Autocorrelation • Correlation between consecutive observations • Usually encountered with time series data – Autocorrelation • Correlation between consecutive observations • Usually encountered with time series data – E. g. seasonal variation in demand D ¨ Creates a problem with ttests: insignificant variables may appear significant time

A test for Autocorrelated Errors: DURBIN-WATSON TEST • A statistical test for the presence A test for Autocorrelated Errors: DURBIN-WATSON TEST • A statistical test for the presence of autocorrelation • Fit the time series with a regression model and then determine the residuals:

The Interpretation of d: The Durbin-Watson value d will always be 0 d 4 The Interpretation of d: The Durbin-Watson value d will always be 0 d 4 Strong positive correlation 0 No correlation 2 Strong negative correlation 4

Multiple Regression Procedure 1. Determine the appropriate predictors and the form of the regression Multiple Regression Procedure 1. Determine the appropriate predictors and the form of the regression model – Linear relationship – No multicollinearity – Variables ”make sense” 2. Estimate the unknown and coefficients 3. Check the “goodness” of the model (R 2, global F-test, individual t-test for each coefficient) 4. Use the fitted model for predictions (and determine their accuracy)

Additional Comments: • OCCAM’S RAZOR. We want a model that does a good job Additional Comments: • OCCAM’S RAZOR. We want a model that does a good job of fitting the data using a minimum number of predictors.

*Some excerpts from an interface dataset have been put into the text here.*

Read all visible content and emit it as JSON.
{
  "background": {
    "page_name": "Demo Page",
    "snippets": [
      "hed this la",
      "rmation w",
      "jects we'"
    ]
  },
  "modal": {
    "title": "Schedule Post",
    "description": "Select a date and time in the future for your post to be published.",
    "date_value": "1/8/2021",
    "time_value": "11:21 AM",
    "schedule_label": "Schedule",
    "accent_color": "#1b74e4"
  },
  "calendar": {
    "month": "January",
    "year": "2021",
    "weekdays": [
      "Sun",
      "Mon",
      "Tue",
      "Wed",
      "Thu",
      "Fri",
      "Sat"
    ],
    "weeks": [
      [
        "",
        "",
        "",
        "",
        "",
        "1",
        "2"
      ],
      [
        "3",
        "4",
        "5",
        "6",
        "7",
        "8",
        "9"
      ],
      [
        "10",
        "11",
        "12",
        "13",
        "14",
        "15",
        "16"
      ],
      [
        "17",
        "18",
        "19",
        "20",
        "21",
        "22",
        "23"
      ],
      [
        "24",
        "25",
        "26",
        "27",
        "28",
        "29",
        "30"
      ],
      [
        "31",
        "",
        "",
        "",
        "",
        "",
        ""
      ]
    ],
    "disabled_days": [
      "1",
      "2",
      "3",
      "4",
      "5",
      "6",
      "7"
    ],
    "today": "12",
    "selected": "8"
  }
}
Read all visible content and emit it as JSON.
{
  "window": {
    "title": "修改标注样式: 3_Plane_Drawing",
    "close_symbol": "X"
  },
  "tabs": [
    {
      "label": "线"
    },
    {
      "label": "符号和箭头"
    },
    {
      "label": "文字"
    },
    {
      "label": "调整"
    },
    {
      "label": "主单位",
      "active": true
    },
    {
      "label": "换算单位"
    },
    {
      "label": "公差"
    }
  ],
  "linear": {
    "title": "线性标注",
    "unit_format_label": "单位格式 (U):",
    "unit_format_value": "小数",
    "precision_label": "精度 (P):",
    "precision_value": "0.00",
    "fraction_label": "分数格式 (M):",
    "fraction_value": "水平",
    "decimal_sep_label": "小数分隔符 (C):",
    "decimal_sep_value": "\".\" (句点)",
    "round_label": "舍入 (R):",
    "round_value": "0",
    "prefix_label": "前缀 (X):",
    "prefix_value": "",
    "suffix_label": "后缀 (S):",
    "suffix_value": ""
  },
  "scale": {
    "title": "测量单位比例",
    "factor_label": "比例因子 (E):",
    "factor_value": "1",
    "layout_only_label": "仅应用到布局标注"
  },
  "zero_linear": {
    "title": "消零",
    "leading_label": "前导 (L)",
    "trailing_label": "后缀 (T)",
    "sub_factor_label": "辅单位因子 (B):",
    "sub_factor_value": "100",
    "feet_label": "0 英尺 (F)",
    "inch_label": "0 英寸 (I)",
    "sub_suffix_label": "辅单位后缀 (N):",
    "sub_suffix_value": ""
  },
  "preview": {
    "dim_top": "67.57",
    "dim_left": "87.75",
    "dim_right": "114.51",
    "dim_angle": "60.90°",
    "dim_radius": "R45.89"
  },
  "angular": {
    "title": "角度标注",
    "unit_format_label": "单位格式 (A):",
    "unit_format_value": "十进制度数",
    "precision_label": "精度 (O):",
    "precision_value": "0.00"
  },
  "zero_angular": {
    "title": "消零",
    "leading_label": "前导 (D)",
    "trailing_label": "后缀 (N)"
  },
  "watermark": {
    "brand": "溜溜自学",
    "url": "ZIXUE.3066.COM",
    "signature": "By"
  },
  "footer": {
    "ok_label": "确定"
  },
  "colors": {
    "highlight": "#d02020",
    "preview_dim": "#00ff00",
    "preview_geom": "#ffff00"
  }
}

A high R 2 is not the only goal; variables used should be ”meaningful” • Don’t use more predictors in a regression model than 5% to 10% of n • Correlation is not causality!

FORECASTING • Expert opinion –based methods – Delphi method • Data-based methods – Time FORECASTING • Expert opinion –based methods – Delphi method • Data-based methods – Time series analysis • History can predict the future? – Regression analysis • Forecast the values of the Xi’s to get Y • Assumes the relationship between Xi’s and Y does not change